Every time one of those cannons roared, the ground would shake and rattle. My head felt like it would explode as each concussion re-arranged the piled corpses at the base of the wall. I wish I had been able to burrow straight down to China to get away from those blasts, but I couldn't. I just lay there not knowing what to do. And then I heard the cannons stop. I thought that God had heard my wishes, but the very next second, I heard the click clack sound of men running with muskets. I knew what was about to happen, and I was powerless. I was frozen in fear.

Off in the distance, I could hear the yelps and cheers of my fellow Countrymen. This meant that they must be nearing the rail fence I had mentioned to you earlier. This was just as bad of a mess for them as it had been for us.

I could go on, my dear Grandson, but I think you understand me. I stayed by that wall covered by my friends until darkness fell. The Yankees had sent word that we could pick up our dead and wounded, and I was found by a fellow from Texas. Yes, that is right. I was found without a wound on me at the foot of the stone wall on Cemetery Ridge.

No one ever called me a coward. I did not run from the fight. It just seems that once I woke up, I was too scared to figure out what to do. Later that night, Mr. Pickett heard of my situation, and called me to his tent. I explained to him how I had come to join the Army, and how I had come to be alive at the top of The Ridge, and he cried. I think he had been crying already that day, but I do not know for sure.

The next day, I was led to the rear of the Army lines, and told to go home. I was given a piece of paper that was signed by Mr. Longstreet that said I should be given free and safe passage back to Hickman, Virginia. Two weeks later, I was home in the field with Momma again. After the war, we moved down here to Tennessee and continued our farming. I met your Grandmother, and we'll be here for the rest of our lives.

I am not sure if this story is what you wanted to hear. And I really do not know what you are reading in your books.
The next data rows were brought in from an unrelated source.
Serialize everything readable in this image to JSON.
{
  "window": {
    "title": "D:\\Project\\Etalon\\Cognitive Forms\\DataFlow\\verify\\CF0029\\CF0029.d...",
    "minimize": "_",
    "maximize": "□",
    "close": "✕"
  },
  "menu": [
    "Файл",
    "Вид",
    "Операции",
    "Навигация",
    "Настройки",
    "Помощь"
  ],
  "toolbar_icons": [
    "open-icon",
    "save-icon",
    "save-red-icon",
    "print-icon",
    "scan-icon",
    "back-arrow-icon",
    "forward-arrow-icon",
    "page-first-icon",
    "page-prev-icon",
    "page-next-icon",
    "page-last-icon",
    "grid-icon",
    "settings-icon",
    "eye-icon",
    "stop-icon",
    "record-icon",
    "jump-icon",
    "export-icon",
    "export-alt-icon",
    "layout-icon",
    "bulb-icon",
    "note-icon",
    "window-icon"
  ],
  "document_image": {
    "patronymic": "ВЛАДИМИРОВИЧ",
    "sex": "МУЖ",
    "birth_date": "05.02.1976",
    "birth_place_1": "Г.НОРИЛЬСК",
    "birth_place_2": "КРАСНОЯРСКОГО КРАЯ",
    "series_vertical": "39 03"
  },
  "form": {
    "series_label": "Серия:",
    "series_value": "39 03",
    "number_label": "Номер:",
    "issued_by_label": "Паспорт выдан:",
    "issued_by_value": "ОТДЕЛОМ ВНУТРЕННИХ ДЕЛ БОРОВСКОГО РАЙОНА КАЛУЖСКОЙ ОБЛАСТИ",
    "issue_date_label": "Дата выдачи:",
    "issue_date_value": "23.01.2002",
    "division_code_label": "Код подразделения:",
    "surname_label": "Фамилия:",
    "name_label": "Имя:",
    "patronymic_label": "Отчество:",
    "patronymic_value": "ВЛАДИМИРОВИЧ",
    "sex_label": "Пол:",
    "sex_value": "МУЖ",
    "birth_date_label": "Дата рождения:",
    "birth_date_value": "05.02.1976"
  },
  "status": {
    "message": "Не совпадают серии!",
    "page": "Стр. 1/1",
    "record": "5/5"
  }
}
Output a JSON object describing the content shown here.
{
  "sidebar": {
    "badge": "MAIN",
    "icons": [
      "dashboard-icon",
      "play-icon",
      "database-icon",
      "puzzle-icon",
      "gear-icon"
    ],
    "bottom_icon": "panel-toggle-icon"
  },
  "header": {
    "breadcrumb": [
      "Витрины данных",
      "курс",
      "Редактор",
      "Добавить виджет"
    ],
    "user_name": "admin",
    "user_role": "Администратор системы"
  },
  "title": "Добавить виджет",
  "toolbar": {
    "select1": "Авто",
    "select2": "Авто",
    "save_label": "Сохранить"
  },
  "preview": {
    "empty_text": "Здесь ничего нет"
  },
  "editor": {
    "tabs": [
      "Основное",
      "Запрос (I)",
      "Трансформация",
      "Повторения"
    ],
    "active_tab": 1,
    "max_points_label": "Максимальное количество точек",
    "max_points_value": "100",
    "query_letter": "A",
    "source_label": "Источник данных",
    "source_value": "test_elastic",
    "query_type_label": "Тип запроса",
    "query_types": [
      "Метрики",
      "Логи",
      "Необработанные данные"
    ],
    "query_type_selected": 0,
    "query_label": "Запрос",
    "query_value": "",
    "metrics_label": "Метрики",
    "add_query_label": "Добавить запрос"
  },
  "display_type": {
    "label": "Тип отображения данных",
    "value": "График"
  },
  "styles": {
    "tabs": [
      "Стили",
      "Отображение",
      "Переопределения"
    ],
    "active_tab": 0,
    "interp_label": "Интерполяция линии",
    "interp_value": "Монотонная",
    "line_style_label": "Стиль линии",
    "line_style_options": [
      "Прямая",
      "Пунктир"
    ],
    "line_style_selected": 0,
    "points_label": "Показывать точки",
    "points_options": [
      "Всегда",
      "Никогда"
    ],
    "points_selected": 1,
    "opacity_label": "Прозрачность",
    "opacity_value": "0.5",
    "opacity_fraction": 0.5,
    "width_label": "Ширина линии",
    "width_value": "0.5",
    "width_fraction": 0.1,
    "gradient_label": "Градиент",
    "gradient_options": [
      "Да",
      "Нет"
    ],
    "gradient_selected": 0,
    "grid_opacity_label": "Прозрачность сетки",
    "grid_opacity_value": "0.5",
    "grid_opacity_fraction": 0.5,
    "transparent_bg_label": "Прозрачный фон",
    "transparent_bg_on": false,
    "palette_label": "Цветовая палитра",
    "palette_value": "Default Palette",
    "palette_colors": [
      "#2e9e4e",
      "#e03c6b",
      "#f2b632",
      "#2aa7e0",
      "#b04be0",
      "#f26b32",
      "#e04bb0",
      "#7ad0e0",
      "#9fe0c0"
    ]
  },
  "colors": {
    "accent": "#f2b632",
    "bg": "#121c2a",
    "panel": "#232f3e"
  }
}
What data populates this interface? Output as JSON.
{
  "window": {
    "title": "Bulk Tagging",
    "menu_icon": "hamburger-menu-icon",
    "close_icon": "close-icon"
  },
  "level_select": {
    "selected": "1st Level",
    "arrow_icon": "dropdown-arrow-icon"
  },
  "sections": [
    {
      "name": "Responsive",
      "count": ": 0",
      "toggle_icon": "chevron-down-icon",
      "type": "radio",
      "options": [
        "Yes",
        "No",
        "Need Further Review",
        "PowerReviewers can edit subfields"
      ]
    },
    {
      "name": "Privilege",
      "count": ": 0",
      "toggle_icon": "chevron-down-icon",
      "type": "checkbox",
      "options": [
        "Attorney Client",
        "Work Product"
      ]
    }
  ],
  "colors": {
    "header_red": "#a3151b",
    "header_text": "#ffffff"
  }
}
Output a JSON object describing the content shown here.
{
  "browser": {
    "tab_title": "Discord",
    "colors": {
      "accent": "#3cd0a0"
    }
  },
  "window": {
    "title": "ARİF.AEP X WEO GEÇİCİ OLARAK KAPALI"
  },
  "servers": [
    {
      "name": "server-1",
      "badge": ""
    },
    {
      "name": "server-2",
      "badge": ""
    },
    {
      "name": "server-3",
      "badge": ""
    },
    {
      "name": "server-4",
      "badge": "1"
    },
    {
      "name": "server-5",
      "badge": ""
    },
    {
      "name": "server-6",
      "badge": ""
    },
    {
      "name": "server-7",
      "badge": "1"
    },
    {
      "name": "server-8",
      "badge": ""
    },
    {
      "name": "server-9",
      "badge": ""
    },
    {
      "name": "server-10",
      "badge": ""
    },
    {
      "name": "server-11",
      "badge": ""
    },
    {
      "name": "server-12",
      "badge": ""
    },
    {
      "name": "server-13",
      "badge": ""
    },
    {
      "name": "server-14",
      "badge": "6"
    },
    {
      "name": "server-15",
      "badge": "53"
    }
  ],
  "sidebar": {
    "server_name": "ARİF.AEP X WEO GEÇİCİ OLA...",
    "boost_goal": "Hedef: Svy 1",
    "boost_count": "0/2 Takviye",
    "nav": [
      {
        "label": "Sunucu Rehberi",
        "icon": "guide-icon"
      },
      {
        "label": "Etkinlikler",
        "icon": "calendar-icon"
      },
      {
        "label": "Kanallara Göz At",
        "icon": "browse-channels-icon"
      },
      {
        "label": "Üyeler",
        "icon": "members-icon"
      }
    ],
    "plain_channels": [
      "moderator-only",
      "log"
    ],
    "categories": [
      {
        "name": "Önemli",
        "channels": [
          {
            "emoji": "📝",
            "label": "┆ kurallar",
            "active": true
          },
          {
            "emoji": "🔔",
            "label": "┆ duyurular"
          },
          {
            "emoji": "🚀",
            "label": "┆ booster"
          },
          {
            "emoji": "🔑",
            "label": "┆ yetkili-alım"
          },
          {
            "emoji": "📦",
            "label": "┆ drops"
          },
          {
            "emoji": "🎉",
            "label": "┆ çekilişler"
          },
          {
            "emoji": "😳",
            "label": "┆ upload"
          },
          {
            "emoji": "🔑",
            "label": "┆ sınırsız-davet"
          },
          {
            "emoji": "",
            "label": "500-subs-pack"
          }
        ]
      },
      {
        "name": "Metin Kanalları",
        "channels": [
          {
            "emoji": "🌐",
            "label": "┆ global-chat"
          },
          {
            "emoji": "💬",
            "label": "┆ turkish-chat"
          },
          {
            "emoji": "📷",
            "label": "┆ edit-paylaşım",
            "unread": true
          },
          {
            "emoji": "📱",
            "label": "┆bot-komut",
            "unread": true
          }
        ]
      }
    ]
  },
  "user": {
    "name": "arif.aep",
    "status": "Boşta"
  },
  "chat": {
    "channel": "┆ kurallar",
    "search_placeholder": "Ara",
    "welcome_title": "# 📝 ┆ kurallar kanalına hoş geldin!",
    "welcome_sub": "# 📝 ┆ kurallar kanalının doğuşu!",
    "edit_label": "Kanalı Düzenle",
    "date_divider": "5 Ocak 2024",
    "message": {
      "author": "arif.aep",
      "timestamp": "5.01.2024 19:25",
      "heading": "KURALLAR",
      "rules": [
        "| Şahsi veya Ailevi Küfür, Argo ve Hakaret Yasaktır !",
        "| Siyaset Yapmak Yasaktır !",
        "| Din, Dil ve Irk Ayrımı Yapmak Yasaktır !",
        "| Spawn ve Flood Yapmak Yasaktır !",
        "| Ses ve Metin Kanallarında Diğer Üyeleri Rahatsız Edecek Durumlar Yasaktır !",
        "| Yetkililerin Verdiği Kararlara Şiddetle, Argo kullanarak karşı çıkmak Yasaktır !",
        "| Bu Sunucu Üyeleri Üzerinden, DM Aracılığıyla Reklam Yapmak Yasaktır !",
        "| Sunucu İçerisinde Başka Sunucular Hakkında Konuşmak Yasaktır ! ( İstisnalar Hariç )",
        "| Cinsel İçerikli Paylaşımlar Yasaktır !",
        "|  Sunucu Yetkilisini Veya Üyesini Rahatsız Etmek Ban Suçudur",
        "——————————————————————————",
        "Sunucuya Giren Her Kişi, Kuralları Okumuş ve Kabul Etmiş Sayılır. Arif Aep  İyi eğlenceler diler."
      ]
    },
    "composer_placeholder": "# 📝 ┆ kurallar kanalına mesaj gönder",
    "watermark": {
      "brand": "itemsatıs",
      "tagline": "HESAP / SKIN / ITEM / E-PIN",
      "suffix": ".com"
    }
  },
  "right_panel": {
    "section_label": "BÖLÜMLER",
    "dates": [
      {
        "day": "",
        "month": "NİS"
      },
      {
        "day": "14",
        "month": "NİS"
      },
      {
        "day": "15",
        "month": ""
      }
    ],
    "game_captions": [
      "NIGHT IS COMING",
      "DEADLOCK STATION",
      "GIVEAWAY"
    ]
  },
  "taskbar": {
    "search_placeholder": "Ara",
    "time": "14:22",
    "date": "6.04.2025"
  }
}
In the end, you asked my story, and I have told it. I hope this helps you in some small way.

Keep up the good work in your studies, and write to me often.

Your loving Grandfather,

Jackson Petty


...The ground seemed to buckle with each shot of the cannonade... the wall was close at hand as the large, heavy projectiles whizzed out of the smooth barrels... in an instant, they were overhead.. so close that the wind of their passing combined with the thunderclap and became one... noise and concussion merged... the sandy soil vibrated as if it were alive... particles morphed, and became a thick molasses which tried to swallow the trooper... lying on sore stomachs and broken limbs, it was as if the Earth herself was trying to sink him into the protection of a grave... the sulfur smoke sickened him, but he dared not cough... he hugged the dirt against the stone wall as the cannons fired quickly... speaking an efficiency borne of years spent in battle...

The screams and cadence of friends could be heard distantly muffled... they were approaching full of anger and ruin... they must have reached the rail fence by now, or he would not have been able to hear their voices... he knew they would be here in three minutes at double-time..

The click clack of men running with muskets drowned out the yells of his comrades for a moment... he knew what was coming, and he wished he could burrow into the dirt... dead or alive, just to be away from this... but with a yell of "Fredericksburg!" his eye caught sight of a thousand barrels being slid across the top of the low wall above him... he noticed that the cannon fire had ceased... this meant only one thing... infantry in an open field... and opposing infantry behind a stone wall…


Eric Simonds is a freelance writer and native of Tennessee. After traveling and living abroad in Europe for the past ten years, he has finally returned home to The South. He is currently working on his first novel.


© Eric Simonds

Muscadine Lines: A Southern Journal ISSN 1554-8449, Copyright © 2004-2012